[[ Information supplied open ]]
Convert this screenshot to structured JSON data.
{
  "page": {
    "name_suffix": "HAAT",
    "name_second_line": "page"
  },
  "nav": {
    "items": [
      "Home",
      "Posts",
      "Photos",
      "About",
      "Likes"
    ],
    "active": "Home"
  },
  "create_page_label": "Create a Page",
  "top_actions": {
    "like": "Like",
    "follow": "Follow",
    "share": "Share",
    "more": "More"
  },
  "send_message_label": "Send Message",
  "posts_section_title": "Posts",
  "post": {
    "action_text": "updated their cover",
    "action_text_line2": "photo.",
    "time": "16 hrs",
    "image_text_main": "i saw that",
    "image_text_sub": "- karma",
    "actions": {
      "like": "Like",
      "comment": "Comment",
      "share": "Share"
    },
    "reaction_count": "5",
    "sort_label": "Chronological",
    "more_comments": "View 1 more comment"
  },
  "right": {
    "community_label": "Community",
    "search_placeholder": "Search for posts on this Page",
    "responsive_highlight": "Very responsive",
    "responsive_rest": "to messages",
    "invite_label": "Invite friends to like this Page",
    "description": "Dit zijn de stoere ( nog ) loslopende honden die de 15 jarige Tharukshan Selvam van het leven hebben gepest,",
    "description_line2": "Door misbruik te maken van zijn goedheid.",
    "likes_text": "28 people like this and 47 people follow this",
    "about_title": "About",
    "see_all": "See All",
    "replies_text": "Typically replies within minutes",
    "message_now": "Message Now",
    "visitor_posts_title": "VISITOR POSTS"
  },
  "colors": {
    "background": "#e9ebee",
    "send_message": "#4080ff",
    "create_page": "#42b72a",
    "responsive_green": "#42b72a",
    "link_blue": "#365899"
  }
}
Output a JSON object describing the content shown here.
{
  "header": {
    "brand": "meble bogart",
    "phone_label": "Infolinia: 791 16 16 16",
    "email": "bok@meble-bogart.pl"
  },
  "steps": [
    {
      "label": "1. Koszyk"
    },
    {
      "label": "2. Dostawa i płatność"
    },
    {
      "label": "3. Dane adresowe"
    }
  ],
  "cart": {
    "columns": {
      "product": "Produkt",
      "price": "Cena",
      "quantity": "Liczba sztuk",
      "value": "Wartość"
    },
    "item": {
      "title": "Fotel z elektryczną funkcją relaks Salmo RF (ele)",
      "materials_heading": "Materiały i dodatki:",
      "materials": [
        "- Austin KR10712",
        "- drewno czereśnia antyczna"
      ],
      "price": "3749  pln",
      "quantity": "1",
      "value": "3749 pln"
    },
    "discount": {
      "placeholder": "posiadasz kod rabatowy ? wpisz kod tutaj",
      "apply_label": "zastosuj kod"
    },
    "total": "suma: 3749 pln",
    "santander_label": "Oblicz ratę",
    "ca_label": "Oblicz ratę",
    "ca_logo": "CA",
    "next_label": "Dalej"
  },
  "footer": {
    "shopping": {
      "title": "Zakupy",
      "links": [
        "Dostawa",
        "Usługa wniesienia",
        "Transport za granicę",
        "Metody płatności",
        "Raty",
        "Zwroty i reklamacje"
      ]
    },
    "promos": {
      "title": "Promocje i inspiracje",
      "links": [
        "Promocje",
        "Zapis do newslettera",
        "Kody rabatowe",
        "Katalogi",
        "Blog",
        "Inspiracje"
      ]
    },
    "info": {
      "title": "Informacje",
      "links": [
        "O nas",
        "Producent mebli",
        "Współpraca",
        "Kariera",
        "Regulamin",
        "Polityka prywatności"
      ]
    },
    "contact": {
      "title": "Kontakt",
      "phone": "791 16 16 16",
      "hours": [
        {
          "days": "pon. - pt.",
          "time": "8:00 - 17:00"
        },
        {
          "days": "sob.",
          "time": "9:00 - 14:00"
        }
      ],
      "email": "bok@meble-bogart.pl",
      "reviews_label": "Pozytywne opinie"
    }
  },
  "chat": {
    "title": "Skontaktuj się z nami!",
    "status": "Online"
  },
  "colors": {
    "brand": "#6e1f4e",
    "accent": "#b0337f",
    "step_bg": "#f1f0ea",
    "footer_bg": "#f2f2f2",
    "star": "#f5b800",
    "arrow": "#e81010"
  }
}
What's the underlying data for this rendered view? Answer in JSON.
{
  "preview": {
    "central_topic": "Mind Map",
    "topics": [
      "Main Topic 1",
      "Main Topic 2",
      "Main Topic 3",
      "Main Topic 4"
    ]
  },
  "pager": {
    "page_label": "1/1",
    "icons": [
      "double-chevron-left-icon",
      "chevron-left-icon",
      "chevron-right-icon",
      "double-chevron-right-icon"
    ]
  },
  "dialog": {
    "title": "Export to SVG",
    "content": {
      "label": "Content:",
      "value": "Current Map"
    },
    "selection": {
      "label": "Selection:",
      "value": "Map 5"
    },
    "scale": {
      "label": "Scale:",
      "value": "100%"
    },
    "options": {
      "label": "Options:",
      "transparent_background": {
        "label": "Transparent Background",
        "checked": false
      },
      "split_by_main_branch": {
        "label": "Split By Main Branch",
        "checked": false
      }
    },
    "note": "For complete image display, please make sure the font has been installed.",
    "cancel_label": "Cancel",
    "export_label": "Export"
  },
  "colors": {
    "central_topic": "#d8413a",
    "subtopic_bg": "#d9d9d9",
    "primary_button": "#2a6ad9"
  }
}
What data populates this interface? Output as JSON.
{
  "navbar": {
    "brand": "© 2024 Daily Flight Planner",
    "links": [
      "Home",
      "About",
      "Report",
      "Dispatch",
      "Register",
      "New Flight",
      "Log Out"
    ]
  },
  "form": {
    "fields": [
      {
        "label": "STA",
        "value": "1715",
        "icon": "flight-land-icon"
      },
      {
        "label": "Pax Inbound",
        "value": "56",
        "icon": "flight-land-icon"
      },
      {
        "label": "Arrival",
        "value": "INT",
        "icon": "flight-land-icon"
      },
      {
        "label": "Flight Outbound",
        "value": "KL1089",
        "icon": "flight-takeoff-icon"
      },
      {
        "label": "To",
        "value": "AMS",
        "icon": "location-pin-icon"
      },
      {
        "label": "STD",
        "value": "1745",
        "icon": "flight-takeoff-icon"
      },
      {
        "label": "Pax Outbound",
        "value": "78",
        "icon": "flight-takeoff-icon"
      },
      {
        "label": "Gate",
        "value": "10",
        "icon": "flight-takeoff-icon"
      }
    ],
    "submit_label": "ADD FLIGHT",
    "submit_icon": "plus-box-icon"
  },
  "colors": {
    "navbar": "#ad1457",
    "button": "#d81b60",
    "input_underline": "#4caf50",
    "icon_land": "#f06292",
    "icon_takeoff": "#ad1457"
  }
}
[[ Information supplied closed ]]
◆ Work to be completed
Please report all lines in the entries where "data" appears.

◆ Solution below
Convert this screenshot to structured JSON data.
What's the underlying data for this rendered view? Answer in JSON.
What data populates this interface? Output as JSON.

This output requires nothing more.